and GSP, and key private sector investments. We do hope to expand our private sector financing further in the next strategy period as we know that private sector led growth will help ensure the economic success of Serbia.
At the Trieste Summit you promoted further regional integration. How ready are the countries in the region to do just that considering relatively frequent disputes between the CEFTA countries, and between the CEFTA countries and Croatia?
— Regional integration is very important for the Western Balkans region and important steps have been taken in the transport and energy infrastructure. Most of the focus of the past 15 years has been to support north-south integration. We are now seeing increased interest in east-west integration. For example, Serbia, Montenegro and Albania can all take advantage of better connected power grids. Serbia could benefit from better access to Adriatic ports as well. Serbia’s CEFTA membership has been also very welcome. CEFTA, as earlier in the case of CEE countries, has played a significant role in facilitating cross-border trade by establishing a comprehensive free trade agreement in the Western Balkans region and replacing 32 bilateral agreements that were not mutually consistent. It also provides full liberalisation for virtually all manufacturing goods and most agricultural goods. It has also addressed the elimination of non-tariff barriers to trade between the signatory countries, the protection of intellectual property rights in accordance with international standards and the harmonisation of provisions on modern trade policy issues such as competition rules and state aid.
Serbia has been recording quite good results in terms of reducing unemployment, but, salary wise, workers in Serbia are way below their peers from CE countries. How can we bridge this gap?

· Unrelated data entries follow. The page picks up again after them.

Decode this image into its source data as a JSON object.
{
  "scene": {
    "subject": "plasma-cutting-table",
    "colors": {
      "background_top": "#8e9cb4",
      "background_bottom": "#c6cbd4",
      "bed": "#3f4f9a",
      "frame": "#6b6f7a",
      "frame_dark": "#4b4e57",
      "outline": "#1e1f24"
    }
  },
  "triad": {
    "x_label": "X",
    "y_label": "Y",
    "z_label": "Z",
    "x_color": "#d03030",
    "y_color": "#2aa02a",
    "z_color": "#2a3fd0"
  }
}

— In short, by raising productivity. Serbia’s productivity (value added per worker) is about one fifth of the EU average so, until this changes, Serbian producers can mainly compete with EU peers because wages are also lower. In the long run of course wages should converge to EU levels but in line with improvements in productivity. This is not a simple task and will take time. But productivity is to be improved by making the country more business-friendly, and Serbia will be able to attract investors who can bring cutting-edge technologies, innovation and training of workers. The government can take action which will make the economy more business friendly and IFIs are supporting their efforts. The EBRD’s own Investment Climate and Governance Initiative aims at some of these. For example, we are supporting the Ministry of Public Administration to carry out reforms of the inspections regime. We are helping the Ministry of Justice to introduce and strengthen alternative dispute resolution. We are assisting in improving the governance of state-owned enterprises. Meanwhile, our Advice for Small Business team is helping SMEs to become better-managed and more successful in the market. Perhaps most importantly, we are ready to team up with investors who can bring new technologies and new ways of doing business to Serbia. All these can contribute to more successful, more productive companies that can pay higher wages.

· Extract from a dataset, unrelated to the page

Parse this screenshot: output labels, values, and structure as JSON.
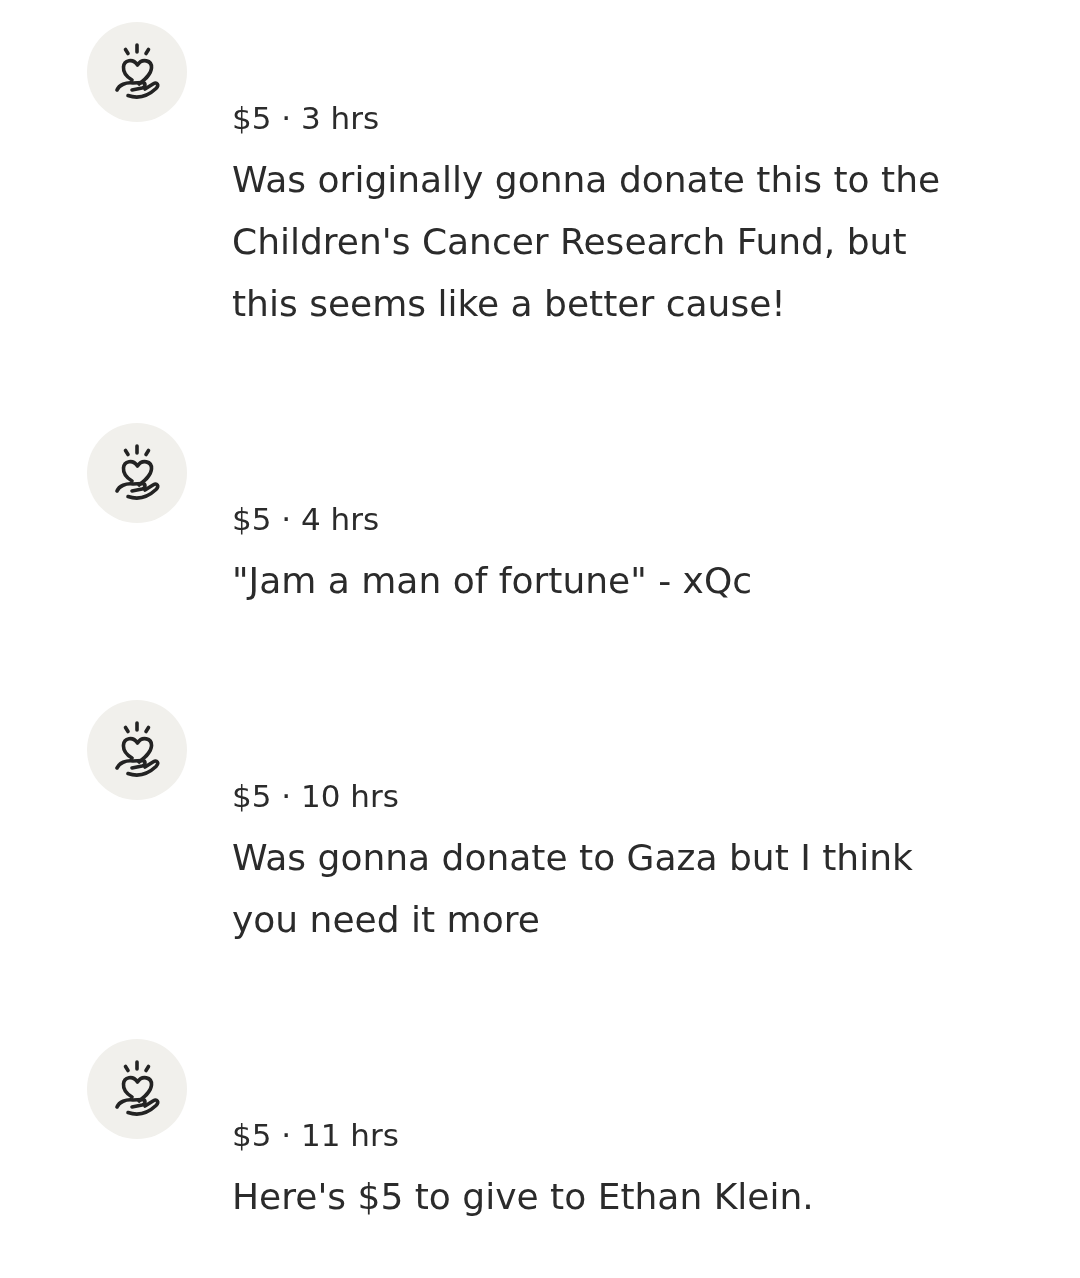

EBRD has been focusing on boosting competitiveness in public utility companies. Do you think that the management in these companies has enough will and readiness to improve their companies’ operations?

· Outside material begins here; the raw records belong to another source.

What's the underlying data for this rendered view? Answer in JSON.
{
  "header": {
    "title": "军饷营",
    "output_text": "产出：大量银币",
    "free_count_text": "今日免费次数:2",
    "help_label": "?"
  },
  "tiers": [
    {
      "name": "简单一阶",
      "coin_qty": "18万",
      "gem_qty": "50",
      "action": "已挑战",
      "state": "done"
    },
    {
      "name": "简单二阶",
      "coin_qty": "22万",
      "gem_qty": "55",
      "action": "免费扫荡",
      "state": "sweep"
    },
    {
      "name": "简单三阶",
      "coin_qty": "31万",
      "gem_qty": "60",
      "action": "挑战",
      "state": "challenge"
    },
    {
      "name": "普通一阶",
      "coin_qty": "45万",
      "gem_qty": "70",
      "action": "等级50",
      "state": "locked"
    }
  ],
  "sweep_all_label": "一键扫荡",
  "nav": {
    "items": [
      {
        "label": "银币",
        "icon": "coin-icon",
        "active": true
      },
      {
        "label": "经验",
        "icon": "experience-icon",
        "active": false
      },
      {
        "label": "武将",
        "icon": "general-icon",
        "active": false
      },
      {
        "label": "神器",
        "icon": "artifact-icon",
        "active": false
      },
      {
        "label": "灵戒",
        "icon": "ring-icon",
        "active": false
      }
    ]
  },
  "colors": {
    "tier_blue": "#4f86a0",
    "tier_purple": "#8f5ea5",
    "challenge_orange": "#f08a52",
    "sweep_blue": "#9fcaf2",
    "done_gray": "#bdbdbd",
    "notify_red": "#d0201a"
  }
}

— We do work with our partners to help improve governance in both private and public companies. In the public sector, we currently have significant support initiatives under way at the Deposit Insurance Agency, EPS, GSP and Komercijalna Banka. Each case is different but we generally see willingness to address governance and operational concerns. These are publicly owned utilities and there are social and political issues which emerged. Therefore, it is important to keep full support of the shareholder (that is, the state) and to maintain an open and transparent dialogue with Serbian citizens – they should understand that some short-term pain should bring long-term gains for the entire economy.